=== What you should do ===
Could you set down every entry exactly as it appears?

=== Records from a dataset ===

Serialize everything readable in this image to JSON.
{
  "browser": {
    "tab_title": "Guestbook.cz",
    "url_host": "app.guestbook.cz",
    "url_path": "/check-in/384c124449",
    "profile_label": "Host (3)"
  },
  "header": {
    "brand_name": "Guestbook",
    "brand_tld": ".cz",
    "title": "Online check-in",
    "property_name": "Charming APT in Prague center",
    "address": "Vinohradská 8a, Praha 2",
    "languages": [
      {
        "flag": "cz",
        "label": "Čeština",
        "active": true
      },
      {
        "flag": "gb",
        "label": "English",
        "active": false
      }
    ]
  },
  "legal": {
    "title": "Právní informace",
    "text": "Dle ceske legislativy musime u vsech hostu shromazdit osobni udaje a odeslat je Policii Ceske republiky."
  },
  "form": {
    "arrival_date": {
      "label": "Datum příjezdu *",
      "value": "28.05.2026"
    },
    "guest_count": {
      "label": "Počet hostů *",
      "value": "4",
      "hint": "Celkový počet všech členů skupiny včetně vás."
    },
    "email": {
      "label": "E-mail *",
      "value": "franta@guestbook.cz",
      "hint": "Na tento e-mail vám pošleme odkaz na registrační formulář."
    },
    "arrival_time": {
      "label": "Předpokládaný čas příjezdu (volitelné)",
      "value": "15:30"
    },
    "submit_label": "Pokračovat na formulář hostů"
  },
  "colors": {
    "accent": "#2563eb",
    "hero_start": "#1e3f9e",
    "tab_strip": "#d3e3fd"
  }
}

=== Answer box ===
Serialize everything readable in this image to JSON.
{
  "browser": {
    "tab_title": "Guestbook.cz",
    "url_host": "app.guestbook.cz",
    "url_path": "/check-in/384c124449",
    "profile_label": "Host (3)"
  },
  "header": {
    "brand_name": "Guestbook",
    "brand_tld": ".cz",
    "title": "Online check-in",
    "property_name": "Charming APT in Prague center",
    "address": "Vinohradská 8a, Praha 2",
    "languages": [
      {
        "flag": "cz",
        "label": "Čeština",
        "active": true
      },
      {
        "flag": "gb",
        "label": "English",
        "active": false
      }
    ]
  },
  "legal": {
    "title": "Právní informace",
    "text": "Dle ceske legislativy musime u vsech hostu shromazdit osobni udaje a odeslat je Policii Ceske republiky."
  },
  "form": {
    "arrival_date": {
      "label": "Datum příjezdu *",
      "value": "28.05.2026"
    },
    "guest_count": {
      "label": "Počet hostů *",
      "value": "4",
      "hint": "Celkový počet všech členů skupiny včetně vás."
    },
    "email": {
      "label": "E-mail *",
      "value": "franta@guestbook.cz",
      "hint": "Na tento e-mail vám pošleme odkaz na registrační formulář."
    },
    "arrival_time": {
      "label": "Předpokládaný čas příjezdu (volitelné)",
      "value": "15:30"
    },
    "submit_label": "Pokračovat na formulář hostů"
  },
  "colors": {
    "accent": "#2563eb",
    "hero_start": "#1e3f9e",
    "tab_strip": "#d3e3fd"
  }
}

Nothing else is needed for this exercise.